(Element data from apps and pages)
──────────

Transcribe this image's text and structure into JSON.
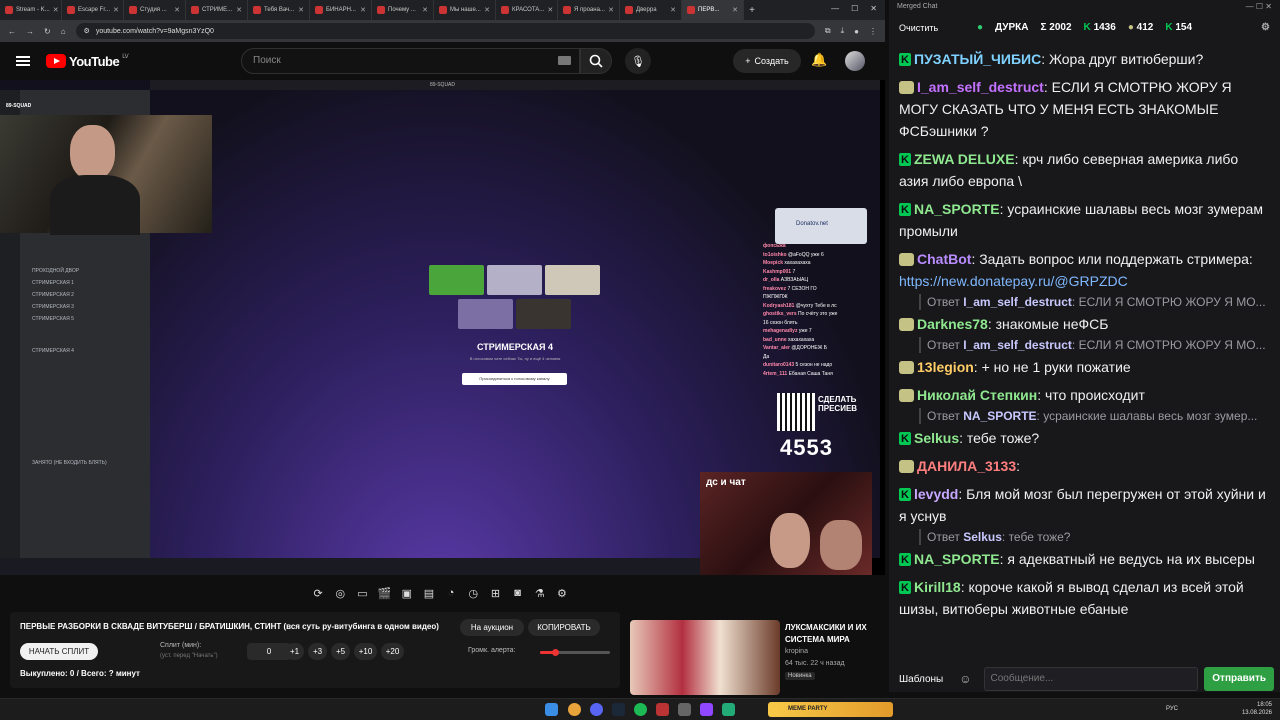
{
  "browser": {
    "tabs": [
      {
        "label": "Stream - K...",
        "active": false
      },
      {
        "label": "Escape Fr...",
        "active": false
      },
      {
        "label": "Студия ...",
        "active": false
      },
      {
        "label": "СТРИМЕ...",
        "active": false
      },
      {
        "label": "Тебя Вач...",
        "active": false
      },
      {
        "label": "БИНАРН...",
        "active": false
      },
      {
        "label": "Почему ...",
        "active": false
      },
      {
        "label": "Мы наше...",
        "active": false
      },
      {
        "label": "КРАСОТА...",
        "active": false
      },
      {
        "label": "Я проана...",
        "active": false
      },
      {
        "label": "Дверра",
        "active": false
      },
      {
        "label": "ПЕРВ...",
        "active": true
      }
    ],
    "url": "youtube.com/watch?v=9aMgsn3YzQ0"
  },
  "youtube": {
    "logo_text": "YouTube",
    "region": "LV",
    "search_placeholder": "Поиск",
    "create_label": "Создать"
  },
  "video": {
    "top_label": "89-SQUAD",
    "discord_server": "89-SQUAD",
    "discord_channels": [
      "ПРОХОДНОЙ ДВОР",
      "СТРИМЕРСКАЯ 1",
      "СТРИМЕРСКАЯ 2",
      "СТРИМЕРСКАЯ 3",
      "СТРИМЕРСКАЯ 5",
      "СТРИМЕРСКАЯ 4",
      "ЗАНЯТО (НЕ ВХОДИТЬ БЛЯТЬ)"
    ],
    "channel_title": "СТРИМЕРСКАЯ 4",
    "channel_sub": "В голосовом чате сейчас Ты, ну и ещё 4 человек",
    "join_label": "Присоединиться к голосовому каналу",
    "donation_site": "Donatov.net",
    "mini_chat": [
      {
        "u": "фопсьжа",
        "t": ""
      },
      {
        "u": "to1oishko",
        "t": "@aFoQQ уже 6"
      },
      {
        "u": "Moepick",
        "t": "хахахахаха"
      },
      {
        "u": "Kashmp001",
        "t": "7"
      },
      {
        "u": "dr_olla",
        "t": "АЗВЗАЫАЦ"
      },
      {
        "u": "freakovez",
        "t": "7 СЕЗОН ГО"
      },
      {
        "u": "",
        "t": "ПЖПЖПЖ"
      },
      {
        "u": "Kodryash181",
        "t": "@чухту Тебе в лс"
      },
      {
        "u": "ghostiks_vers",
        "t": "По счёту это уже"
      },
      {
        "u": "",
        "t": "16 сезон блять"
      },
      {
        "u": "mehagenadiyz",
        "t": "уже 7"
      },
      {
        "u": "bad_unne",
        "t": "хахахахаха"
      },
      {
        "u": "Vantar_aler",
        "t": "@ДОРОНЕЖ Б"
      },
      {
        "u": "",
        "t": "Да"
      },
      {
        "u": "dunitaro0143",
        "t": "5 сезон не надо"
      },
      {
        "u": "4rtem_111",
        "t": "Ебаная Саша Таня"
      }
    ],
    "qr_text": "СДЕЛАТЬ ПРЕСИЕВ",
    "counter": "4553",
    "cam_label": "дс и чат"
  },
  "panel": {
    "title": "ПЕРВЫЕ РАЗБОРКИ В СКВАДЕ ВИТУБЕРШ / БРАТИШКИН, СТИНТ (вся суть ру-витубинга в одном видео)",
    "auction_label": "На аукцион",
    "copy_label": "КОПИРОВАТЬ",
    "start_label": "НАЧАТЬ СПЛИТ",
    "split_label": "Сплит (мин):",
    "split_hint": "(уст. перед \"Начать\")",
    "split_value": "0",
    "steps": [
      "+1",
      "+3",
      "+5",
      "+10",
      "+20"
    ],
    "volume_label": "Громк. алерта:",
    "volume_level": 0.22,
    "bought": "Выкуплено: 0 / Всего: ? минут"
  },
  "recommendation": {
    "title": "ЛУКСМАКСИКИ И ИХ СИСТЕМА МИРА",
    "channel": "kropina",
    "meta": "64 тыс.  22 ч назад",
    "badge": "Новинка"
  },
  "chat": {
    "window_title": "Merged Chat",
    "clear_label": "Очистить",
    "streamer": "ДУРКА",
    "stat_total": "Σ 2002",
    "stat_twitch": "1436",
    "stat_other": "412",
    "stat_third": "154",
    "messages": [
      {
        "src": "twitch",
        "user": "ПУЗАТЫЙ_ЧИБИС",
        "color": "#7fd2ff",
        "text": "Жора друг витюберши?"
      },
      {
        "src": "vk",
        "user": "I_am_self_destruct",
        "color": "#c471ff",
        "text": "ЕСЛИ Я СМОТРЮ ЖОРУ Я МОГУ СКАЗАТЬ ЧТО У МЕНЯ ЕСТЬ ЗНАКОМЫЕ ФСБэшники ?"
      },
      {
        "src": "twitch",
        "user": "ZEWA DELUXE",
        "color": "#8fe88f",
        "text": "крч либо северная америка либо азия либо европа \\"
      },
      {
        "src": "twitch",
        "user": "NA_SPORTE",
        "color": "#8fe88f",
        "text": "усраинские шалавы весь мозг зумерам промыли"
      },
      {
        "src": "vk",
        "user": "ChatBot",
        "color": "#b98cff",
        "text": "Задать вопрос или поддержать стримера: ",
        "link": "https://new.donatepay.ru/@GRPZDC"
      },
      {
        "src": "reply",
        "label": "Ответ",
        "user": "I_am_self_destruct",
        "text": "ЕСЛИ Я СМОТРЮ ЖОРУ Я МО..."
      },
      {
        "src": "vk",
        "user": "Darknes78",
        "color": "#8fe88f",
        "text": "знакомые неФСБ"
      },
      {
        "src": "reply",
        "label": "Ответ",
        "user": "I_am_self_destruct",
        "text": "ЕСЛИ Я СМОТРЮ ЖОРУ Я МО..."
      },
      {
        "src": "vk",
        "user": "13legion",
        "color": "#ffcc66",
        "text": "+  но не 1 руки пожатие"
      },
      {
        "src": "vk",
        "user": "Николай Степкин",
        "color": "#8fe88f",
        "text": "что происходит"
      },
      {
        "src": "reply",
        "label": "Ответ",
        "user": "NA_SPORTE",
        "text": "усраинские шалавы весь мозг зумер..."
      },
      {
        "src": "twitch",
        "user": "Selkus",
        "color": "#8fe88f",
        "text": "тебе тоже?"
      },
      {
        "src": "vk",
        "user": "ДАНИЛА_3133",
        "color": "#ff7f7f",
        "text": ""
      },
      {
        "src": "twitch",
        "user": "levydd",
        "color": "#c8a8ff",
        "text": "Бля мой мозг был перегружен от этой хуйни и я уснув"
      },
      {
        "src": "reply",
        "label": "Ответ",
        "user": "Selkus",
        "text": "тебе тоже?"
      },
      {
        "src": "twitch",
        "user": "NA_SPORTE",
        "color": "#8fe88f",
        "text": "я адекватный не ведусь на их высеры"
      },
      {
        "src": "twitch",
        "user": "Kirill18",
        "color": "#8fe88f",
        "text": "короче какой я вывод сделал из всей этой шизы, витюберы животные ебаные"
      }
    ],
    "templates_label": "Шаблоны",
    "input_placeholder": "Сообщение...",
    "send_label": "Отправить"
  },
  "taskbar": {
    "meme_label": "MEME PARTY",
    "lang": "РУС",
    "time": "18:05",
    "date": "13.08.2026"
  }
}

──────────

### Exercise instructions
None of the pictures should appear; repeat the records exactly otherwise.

### Output of the exercise
Transcribe this image's text and structure into JSON.
{
  "browser": {
    "tabs": [
      {
        "label": "Stream - K...",
        "active": false
      },
      {
        "label": "Escape Fr...",
        "active": false
      },
      {
        "label": "Студия ...",
        "active": false
      },
      {
        "label": "СТРИМЕ...",
        "active": false
      },
      {
        "label": "Тебя Вач...",
        "active": false
      },
      {
        "label": "БИНАРН...",
        "active": false
      },
      {
        "label": "Почему ...",
        "active": false
      },
      {
        "label": "Мы наше...",
        "active": false
      },
      {
        "label": "КРАСОТА...",
        "active": false
      },
      {
        "label": "Я проана...",
        "active": false
      },
      {
        "label": "Дверра",
        "active": false
      },
      {
        "label": "ПЕРВ...",
        "active": true
      }
    ],
    "url": "youtube.com/watch?v=9aMgsn3YzQ0"
  },
  "youtube": {
    "logo_text": "YouTube",
    "region": "LV",
    "search_placeholder": "Поиск",
    "create_label": "Создать"
  },
  "video": {
    "top_label": "89-SQUAD",
    "discord_server": "89-SQUAD",
    "discord_channels": [
      "ПРОХОДНОЙ ДВОР",
      "СТРИМЕРСКАЯ 1",
      "СТРИМЕРСКАЯ 2",
      "СТРИМЕРСКАЯ 3",
      "СТРИМЕРСКАЯ 5",
      "СТРИМЕРСКАЯ 4",
      "ЗАНЯТО (НЕ ВХОДИТЬ БЛЯТЬ)"
    ],
    "channel_title": "СТРИМЕРСКАЯ 4",
    "channel_sub": "В голосовом чате сейчас Ты, ну и ещё 4 человек",
    "join_label": "Присоединиться к голосовому каналу",
    "donation_site": "Donatov.net",
    "mini_chat": [
      {
        "u": "фопсьжа",
        "t": ""
      },
      {
        "u": "to1oishko",
        "t": "@aFoQQ уже 6"
      },
      {
        "u": "Moepick",
        "t": "хахахахаха"
      },
      {
        "u": "Kashmp001",
        "t": "7"
      },
      {
        "u": "dr_olla",
        "t": "АЗВЗАЫАЦ"
      },
      {
        "u": "freakovez",
        "t": "7 СЕЗОН ГО"
      },
      {
        "u": "",
        "t": "ПЖПЖПЖ"
      },
      {
        "u": "Kodryash181",
        "t": "@чухту Тебе в лс"
      },
      {
        "u": "ghostiks_vers",
        "t": "По счёту это уже"
      },
      {
        "u": "",
        "t": "16 сезон блять"
      },
      {
        "u": "mehagenadiyz",
        "t": "уже 7"
      },
      {
        "u": "bad_unne",
        "t": "хахахахаха"
      },
      {
        "u": "Vantar_aler",
        "t": "@ДОРОНЕЖ Б"
      },
      {
        "u": "",
        "t": "Да"
      },
      {
        "u": "dunitaro0143",
        "t": "5 сезон не надо"
      },
      {
        "u": "4rtem_111",
        "t": "Ебаная Саша Таня"
      }
    ],
    "qr_text": "СДЕЛАТЬ ПРЕСИЕВ",
    "counter": "4553",
    "cam_label": "дс и чат"
  },
  "panel": {
    "title": "ПЕРВЫЕ РАЗБОРКИ В СКВАДЕ ВИТУБЕРШ / БРАТИШКИН, СТИНТ (вся суть ру-витубинга в одном видео)",
    "auction_label": "На аукцион",
    "copy_label": "КОПИРОВАТЬ",
    "start_label": "НАЧАТЬ СПЛИТ",
    "split_label": "Сплит (мин):",
    "split_hint": "(уст. перед \"Начать\")",
    "split_value": "0",
    "steps": [
      "+1",
      "+3",
      "+5",
      "+10",
      "+20"
    ],
    "volume_label": "Громк. алерта:",
    "volume_level": 0.22,
    "bought": "Выкуплено: 0 / Всего: ? минут"
  },
  "recommendation": {
    "title": "ЛУКСМАКСИКИ И ИХ СИСТЕМА МИРА",
    "channel": "kropina",
    "meta": "64 тыс.  22 ч назад",
    "badge": "Новинка"
  },
  "chat": {
    "window_title": "Merged Chat",
    "clear_label": "Очистить",
    "streamer": "ДУРКА",
    "stat_total": "Σ 2002",
    "stat_twitch": "1436",
    "stat_other": "412",
    "stat_third": "154",
    "messages": [
      {
        "src": "twitch",
        "user": "ПУЗАТЫЙ_ЧИБИС",
        "color": "#7fd2ff",
        "text": "Жора друг витюберши?"
      },
      {
        "src": "vk",
        "user": "I_am_self_destruct",
        "color": "#c471ff",
        "text": "ЕСЛИ Я СМОТРЮ ЖОРУ Я МОГУ СКАЗАТЬ ЧТО У МЕНЯ ЕСТЬ ЗНАКОМЫЕ ФСБэшники ?"
      },
      {
        "src": "twitch",
        "user": "ZEWA DELUXE",
        "color": "#8fe88f",
        "text": "крч либо северная америка либо азия либо европа \\"
      },
      {
        "src": "twitch",
        "user": "NA_SPORTE",
        "color": "#8fe88f",
        "text": "усраинские шалавы весь мозг зумерам промыли"
      },
      {
        "src": "vk",
        "user": "ChatBot",
        "color": "#b98cff",
        "text": "Задать вопрос или поддержать стримера: ",
        "link": "https://new.donatepay.ru/@GRPZDC"
      },
      {
        "src": "reply",
        "label": "Ответ",
        "user": "I_am_self_destruct",
        "text": "ЕСЛИ Я СМОТРЮ ЖОРУ Я МО..."
      },
      {
        "src": "vk",
        "user": "Darknes78",
        "color": "#8fe88f",
        "text": "знакомые неФСБ"
      },
      {
        "src": "reply",
        "label": "Ответ",
        "user": "I_am_self_destruct",
        "text": "ЕСЛИ Я СМОТРЮ ЖОРУ Я МО..."
      },
      {
        "src": "vk",
        "user": "13legion",
        "color": "#ffcc66",
        "text": "+  но не 1 руки пожатие"
      },
      {
        "src": "vk",
        "user": "Николай Степкин",
        "color": "#8fe88f",
        "text": "что происходит"
      },
      {
        "src": "reply",
        "label": "Ответ",
        "user": "NA_SPORTE",
        "text": "усраинские шалавы весь мозг зумер..."
      },
      {
        "src": "twitch",
        "user": "Selkus",
        "color": "#8fe88f",
        "text": "тебе тоже?"
      },
      {
        "src": "vk",
        "user": "ДАНИЛА_3133",
        "color": "#ff7f7f",
        "text": ""
      },
      {
        "src": "twitch",
        "user": "levydd",
        "color": "#c8a8ff",
        "text": "Бля мой мозг был перегружен от этой хуйни и я уснув"
      },
      {
        "src": "reply",
        "label": "Ответ",
        "user": "Selkus",
        "text": "тебе тоже?"
      },
      {
        "src": "twitch",
        "user": "NA_SPORTE",
        "color": "#8fe88f",
        "text": "я адекватный не ведусь на их высеры"
      },
      {
        "src": "twitch",
        "user": "Kirill18",
        "color": "#8fe88f",
        "text": "короче какой я вывод сделал из всей этой шизы, витюберы животные ебаные"
      }
    ],
    "templates_label": "Шаблоны",
    "input_placeholder": "Сообщение...",
    "send_label": "Отправить"
  },
  "taskbar": {
    "meme_label": "MEME PARTY",
    "lang": "РУС",
    "time": "18:05",
    "date": "13.08.2026"
  }
}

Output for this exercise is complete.